Installation is fairly straightforward, with sections essentially pre-cut and glued into place. Boat owners can work with manufacturers to install the product in a number of ways, depending on their desired level of involvement.

The first is the DIY, cash and carry route – a roll of pre-formed synthetic flooring is purchased to a specific length and width. This option is ideal for small, straight sections, when little design flourish is required.

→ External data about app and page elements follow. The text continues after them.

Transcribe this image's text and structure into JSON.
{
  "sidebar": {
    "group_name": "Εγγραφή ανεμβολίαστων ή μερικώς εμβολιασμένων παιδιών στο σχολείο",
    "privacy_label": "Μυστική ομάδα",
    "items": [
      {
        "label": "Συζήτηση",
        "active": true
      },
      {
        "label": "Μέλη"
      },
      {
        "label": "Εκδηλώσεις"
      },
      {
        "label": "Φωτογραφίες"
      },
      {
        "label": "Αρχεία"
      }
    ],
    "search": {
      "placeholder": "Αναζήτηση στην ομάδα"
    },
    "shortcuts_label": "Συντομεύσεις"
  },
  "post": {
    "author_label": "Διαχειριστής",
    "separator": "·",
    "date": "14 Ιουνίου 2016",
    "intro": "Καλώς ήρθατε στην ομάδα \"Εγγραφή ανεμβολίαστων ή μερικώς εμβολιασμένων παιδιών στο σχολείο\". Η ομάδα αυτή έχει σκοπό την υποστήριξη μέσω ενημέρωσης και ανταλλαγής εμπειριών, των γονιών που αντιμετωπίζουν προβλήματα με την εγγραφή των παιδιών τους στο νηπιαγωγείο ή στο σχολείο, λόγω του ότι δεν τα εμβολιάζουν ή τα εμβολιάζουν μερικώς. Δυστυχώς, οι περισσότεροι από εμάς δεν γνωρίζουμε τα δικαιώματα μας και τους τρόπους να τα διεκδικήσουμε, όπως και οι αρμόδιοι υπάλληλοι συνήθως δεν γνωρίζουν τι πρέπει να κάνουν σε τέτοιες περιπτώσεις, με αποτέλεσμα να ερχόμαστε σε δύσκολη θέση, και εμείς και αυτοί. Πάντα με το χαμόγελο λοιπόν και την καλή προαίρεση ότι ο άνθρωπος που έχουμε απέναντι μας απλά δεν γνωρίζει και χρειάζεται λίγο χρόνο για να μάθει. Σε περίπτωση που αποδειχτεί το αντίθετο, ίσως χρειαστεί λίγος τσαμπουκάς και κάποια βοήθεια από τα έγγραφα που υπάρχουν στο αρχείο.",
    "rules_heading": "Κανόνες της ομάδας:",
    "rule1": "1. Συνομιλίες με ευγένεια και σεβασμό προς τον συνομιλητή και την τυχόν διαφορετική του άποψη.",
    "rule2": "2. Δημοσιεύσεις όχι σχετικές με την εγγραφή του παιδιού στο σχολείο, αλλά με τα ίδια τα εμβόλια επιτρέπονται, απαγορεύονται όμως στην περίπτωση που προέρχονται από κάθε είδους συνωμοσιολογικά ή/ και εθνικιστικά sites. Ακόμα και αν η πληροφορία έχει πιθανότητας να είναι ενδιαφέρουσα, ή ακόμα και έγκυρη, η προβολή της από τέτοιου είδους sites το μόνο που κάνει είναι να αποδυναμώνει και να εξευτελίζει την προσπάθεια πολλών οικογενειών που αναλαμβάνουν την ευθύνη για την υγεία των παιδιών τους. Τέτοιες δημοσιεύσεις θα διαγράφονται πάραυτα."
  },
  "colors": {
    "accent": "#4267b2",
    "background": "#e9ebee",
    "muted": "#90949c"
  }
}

Second is a more customizable DIY option, by templating sections. This option is more labour intensive, with some prep-work and pre-planning needed, but the results can be well worth the effort. Templates are made using masking or construction paper. Paper is laid out, secured and marked. Once sections are transferred, plank orientation is specified. Sections are numbered and labeled, and then sent to the synthetic teak supplier for manufacture. Manufacturers supply detailed information on the format and labeling that they like to see to ensure that there are no mistakes, and that the end result is what is desired. Once manufactured, components are numbered and labeled to match, and installation of the pre-formed sections becomes a DIY project.

Finally, a completely hands-off approach; having a contractor create templates and install the manufactured sections. This comes with a price tag, of course, but the end result is a professional design and installation.

New DeckCreating a pattern from an existing deck to lay a new synthetic teak surface.

For more information, there are a number of suppliers and brands on the market, with evolving and expanding product lines; Nu-Teak, Flexiteek, Isiteek, PlasTEAK, Permateek. With this many brand options, how do you choose? I began my research at a boat show, and would encourage you to do the same. At an in-person meeting, a wide variety of sample pieces are available for you to touch and compare, and you can get a sense of what’s possible with peculiar shapes and sections. Ask for photos of boats similar to yours, and get a sense of the complexity of the project before you decide to DIY or hire a contractor. There are many options to consider, but one thing remains clear; synthetic decking is an emerging market, with many applications. Aesthetics and value aside, it’s clear that vessel owners who have made synthetic deck upgrades are increasing their enjoyment aboard.